By Ray Stern
By Ray Stern
By New Times
By Amy Silverman
By Stephen Lemons
By Stephen Lemons
By Monica Alonzo
By Chris Parker
The Department of Public Safety received a call to dispatch an officer, but the MCSO quickly waved off the state police. This was an investigation that was best kept in house.
Curious bystanders began gathering to gawk at the scene. A source informs me that folks began taking photographs of the shaken sheriff and his wrecked car, which triggered a harsh rebuke from deputies. The source said the deputies told bystanders not to take more photographs and confiscated onlookers' film.
The MCSO wouldn't respond to questions about this incident either.
According to Deputy Bierwalter's report, which I obtained under the Arizona Public Records Law, Arpaio offered a vague explanation for the mayhem:
"Mr. Arpaio said he had pulled into the parking lot of the Osco Drug store and was going to park his vehicle in a space on the north side of the parking lot when his vehicle would not stop."
In other words, Arpaio blamed the accident on the car -- which apparently seemed reasonable to Deputy Bierwalter.
He noted in his report that the sheriff didn't appear to be under the influence of drugs or alcohol. But there is no indication that Bierwalter conducted a sobriety test, much less asked Arpaio if he was taking drugs, prescribed or illegal.
Rather than conducting a thorough investigation to determine how fast Arpaio was traveling when he smashed into the curb, Bierwalter drew up a rough sketch of the accident site and called for a tow truck.
Arpaio refused medical treatment from the fire department but was taken to a hospital where he was treated for aches and pains.
The MCSO and Arpaio hoped this would be the end of the story.
But I think it should be just the beginning.
Did Arpaio's Crown Victoria -- the same model that is infamous for exploding in accidents -- really have a mechanical failure that somehow kept it from stopping?
I seriously doubt the vehicle suddenly threw itself in drive. It's far more likely that Arpaio, for whatever reason, lost control of the police cruiser.
It's well-known that Arpaio gets easily rattled and confused.
Last summer I approached him in a parking lot following a Scottsdale campaign appearance and asked why he drove his county police cruiser to political events. He became so flustered that he inadvertently turned on his flashing police lights while he was backing up.
My hunch is that Arpaio simply became confused when he pulled into the Osco lot and hit the accelerator instead of the brake. Why is anybody's guess. Maybe it's just because he's old.
The MCSO's whitewash doesn't stop at the accident scene.
County procedures require an internal investigation any time a county employee is involved in an accident while driving a county vehicle. In the case of the sheriff's office, a disciplinary review board assesses the situation.

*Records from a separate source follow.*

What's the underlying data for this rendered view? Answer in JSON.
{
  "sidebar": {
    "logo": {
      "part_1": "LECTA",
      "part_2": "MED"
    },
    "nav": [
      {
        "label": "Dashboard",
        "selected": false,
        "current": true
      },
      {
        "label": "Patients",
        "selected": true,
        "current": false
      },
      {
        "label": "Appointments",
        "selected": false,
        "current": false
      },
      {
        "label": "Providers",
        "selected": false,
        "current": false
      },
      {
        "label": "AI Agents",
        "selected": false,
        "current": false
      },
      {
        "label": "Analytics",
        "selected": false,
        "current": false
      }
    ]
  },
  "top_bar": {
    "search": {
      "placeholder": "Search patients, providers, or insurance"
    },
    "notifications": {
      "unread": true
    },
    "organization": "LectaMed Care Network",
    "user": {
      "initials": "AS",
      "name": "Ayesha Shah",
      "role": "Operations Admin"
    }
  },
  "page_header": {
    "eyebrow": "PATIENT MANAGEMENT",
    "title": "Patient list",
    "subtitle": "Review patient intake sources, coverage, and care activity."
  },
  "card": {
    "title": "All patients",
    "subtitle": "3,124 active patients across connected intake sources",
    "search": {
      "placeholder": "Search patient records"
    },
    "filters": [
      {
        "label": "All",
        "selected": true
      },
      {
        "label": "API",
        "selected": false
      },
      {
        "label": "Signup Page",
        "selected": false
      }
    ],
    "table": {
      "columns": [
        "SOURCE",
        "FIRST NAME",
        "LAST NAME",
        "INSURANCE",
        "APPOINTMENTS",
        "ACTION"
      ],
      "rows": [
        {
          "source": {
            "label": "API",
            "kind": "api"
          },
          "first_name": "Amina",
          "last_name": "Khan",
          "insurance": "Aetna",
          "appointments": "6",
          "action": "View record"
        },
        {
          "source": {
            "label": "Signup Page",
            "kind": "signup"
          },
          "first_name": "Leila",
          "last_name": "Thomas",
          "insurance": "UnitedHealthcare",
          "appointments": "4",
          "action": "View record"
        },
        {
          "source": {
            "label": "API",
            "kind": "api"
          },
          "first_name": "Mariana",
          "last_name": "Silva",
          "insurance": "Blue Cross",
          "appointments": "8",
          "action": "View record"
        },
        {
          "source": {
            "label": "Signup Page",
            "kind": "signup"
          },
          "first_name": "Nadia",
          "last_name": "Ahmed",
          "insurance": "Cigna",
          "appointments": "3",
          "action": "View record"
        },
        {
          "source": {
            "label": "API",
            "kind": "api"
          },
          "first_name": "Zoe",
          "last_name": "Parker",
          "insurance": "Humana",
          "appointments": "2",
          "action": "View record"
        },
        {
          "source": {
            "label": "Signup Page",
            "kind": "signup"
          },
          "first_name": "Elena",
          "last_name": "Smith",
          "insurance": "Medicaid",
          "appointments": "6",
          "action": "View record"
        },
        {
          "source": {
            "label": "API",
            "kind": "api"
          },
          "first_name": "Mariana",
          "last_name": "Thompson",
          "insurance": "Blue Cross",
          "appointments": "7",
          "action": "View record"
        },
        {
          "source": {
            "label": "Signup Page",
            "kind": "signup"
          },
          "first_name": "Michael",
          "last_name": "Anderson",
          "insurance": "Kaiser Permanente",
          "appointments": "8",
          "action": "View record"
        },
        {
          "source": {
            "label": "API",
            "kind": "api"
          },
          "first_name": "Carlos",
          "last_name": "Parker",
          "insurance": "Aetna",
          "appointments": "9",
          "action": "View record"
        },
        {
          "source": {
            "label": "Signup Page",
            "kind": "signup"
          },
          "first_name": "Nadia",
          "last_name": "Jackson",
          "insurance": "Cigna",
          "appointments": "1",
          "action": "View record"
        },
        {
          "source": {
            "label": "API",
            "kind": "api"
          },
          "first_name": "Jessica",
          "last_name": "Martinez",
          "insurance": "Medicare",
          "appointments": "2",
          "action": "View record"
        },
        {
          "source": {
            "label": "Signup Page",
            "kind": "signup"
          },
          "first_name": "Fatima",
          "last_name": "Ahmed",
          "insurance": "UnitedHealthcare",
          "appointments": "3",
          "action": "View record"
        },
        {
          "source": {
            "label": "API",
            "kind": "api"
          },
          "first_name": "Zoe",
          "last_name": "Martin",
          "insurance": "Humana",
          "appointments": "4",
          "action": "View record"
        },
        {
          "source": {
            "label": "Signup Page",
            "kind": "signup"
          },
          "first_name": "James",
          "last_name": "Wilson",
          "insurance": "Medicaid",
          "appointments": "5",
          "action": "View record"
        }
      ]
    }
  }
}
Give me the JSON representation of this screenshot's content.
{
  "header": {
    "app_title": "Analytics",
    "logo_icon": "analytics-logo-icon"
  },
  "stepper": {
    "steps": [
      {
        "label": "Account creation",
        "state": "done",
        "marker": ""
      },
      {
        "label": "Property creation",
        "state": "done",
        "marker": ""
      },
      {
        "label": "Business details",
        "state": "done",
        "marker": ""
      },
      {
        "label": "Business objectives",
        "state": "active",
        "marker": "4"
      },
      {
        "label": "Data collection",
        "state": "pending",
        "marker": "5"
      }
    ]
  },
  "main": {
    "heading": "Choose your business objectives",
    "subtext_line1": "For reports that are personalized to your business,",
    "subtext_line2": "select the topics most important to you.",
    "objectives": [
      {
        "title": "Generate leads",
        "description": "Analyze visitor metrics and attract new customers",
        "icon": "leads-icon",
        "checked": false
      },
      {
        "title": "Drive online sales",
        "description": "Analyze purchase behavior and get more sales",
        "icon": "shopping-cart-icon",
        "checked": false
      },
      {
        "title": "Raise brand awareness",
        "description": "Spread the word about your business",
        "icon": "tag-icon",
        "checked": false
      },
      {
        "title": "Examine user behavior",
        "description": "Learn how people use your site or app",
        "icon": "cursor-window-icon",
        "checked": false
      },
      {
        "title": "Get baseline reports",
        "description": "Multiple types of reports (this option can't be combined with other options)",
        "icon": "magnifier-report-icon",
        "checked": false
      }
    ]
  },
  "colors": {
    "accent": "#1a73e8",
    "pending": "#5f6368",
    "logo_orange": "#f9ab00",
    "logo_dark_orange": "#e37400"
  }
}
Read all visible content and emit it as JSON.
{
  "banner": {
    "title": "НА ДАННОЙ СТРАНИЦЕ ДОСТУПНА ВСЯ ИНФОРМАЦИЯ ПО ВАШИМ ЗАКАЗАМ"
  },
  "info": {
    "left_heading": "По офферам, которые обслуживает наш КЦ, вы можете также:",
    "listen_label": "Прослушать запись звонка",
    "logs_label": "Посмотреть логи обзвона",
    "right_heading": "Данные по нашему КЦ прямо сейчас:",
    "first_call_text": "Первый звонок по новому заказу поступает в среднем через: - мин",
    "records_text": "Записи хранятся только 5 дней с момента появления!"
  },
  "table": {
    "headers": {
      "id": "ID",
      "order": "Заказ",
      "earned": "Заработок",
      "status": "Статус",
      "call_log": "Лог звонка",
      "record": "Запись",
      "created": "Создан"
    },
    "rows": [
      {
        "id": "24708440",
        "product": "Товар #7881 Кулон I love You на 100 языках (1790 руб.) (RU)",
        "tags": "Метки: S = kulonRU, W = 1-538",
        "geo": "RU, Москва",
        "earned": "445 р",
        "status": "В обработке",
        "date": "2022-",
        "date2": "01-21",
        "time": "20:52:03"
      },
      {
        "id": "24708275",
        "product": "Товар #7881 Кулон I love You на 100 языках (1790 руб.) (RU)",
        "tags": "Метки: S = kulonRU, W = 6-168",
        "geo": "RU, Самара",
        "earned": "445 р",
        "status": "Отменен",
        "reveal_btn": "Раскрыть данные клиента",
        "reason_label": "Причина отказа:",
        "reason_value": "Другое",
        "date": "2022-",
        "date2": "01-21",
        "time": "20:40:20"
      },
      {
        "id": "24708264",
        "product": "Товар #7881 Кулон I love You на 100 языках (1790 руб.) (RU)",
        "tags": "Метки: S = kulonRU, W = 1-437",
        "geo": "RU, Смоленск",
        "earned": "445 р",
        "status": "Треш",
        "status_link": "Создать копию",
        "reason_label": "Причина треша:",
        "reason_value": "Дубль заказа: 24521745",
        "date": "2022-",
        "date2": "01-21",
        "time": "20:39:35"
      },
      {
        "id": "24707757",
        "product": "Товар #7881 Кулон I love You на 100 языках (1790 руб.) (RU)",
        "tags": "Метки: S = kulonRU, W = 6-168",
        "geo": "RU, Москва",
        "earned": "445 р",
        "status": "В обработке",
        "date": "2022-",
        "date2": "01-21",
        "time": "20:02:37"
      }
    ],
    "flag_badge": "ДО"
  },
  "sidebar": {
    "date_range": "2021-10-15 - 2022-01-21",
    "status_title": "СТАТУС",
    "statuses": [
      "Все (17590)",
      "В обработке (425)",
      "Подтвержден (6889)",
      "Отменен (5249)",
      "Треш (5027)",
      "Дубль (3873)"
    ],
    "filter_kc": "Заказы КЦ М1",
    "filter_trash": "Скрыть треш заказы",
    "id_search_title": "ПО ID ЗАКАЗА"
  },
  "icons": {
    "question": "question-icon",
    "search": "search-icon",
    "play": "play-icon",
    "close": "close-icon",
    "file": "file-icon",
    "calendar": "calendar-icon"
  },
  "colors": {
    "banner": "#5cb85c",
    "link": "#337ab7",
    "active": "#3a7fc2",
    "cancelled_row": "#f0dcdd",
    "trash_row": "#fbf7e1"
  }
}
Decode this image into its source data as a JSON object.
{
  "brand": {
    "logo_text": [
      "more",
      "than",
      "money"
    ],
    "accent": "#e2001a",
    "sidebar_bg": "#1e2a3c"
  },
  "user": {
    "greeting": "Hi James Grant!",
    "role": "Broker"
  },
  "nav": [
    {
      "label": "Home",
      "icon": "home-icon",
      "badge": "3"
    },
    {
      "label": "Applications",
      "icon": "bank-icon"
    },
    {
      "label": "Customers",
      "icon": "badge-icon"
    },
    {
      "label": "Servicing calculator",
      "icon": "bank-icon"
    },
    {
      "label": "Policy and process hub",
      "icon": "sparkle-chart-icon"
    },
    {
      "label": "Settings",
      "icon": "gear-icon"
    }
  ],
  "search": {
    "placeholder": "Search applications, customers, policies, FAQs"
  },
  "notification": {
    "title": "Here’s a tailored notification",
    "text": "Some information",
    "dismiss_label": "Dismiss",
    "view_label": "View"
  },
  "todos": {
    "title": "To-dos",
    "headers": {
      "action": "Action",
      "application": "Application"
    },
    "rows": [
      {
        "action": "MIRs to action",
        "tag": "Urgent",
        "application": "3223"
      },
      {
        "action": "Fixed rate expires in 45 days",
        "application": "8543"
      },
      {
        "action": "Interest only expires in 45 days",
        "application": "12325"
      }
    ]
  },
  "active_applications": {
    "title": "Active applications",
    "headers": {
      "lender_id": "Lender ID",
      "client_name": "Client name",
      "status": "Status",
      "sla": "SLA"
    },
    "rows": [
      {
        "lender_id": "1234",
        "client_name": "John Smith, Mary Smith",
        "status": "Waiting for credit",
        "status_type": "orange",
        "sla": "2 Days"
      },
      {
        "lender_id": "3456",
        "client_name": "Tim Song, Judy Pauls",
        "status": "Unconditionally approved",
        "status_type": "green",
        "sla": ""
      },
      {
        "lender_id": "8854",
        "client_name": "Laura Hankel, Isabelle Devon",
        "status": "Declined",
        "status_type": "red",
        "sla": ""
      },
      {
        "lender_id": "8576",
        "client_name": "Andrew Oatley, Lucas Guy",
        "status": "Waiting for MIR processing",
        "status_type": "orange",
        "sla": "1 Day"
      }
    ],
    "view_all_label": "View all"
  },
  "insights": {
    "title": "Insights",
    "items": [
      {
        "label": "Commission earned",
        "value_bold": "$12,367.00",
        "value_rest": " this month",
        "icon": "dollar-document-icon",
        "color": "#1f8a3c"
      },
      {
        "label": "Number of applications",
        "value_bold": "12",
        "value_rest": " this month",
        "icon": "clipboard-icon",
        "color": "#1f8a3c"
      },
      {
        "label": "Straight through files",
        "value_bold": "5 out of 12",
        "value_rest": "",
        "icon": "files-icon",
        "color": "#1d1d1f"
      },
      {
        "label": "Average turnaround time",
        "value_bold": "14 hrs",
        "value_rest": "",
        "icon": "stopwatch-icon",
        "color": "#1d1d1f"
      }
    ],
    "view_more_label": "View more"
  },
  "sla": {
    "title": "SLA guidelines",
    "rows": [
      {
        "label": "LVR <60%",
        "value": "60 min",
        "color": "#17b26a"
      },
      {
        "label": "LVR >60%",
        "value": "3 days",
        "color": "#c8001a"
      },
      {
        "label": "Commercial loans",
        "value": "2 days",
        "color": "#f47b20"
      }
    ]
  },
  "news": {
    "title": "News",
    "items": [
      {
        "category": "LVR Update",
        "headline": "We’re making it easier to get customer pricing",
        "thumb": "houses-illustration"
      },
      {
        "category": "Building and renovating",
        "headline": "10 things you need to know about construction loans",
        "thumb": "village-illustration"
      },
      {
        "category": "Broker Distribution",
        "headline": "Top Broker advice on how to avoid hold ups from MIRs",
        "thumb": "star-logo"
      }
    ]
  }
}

If an employee is found negligent, he or she could be held financially responsible for damage to the vehicle.
I sent an e-mail to Lieutenant Paul Chagolla, an MCSO spokesman, asking whether such a disciplinary review board would be convened to review Arpaio's accident. Chagolla hasn't responded.
Launching politically motivated criminal investigations would be nothing new for Arpaio.
Last summer, he dispatched members of his "threat assessment squad" to interview a woman who claimed she had been raped 30 years ago by her stepson, then running against Arpaio in the upcoming Republican primary.
Despite the dubious nature of the claim and the fact that it involved Arpaio's political rival, MCSO deputies initiated a criminal investigation of Dan Saban. The department quickly provided a copy of its criminal inquiry to a Phoenix TV station.
Channel 15 broadcast a news story stating that Saban was under investigation for raping his stepmother, an allegation he vehemently denied. However, the damage was done.
Immediately after the Channel 15 broadcast, the MCSO did what it should have done from the outset -- send the case to another police agency because of the obvious conflict of interest. The Pima County Sheriff's Office dropped the case because of lack of evidence and the fact that the statute of limitations had expired.
There's the same odor of politics in MCSO's March 31 raid of Cactus Towing in Mesa.
Cactus owner Lee Watkins is a longtime political operative who supported W. Steven Martin in his failed run as an independent against Arpaio in the November general election.
No charges have been filed in the case, but the raid came at the same time Cactus Towing was renegotiating a lucrative and contentious towing contract with Mesa.
Search warrants show that the MCSO is investigating Cactus on suspicion of using police towing contracts to gouge car owners by tacking on illegal charges, keeping a second set of billing records and defrauding insurance companies.
While these may be legitimate issues to probe, the MCSO is not the right agency to be involved in the case because of Watkins' close connection to one of Arpaio's political rivals.
Cactus Towing already was under investigation by the state Attorney General's Office.
Two weeks after the Cactus raid, deputies showed up at the home of Republican party activist Charles "Chuck" Carpenter and seized two computers, CDs and a video card.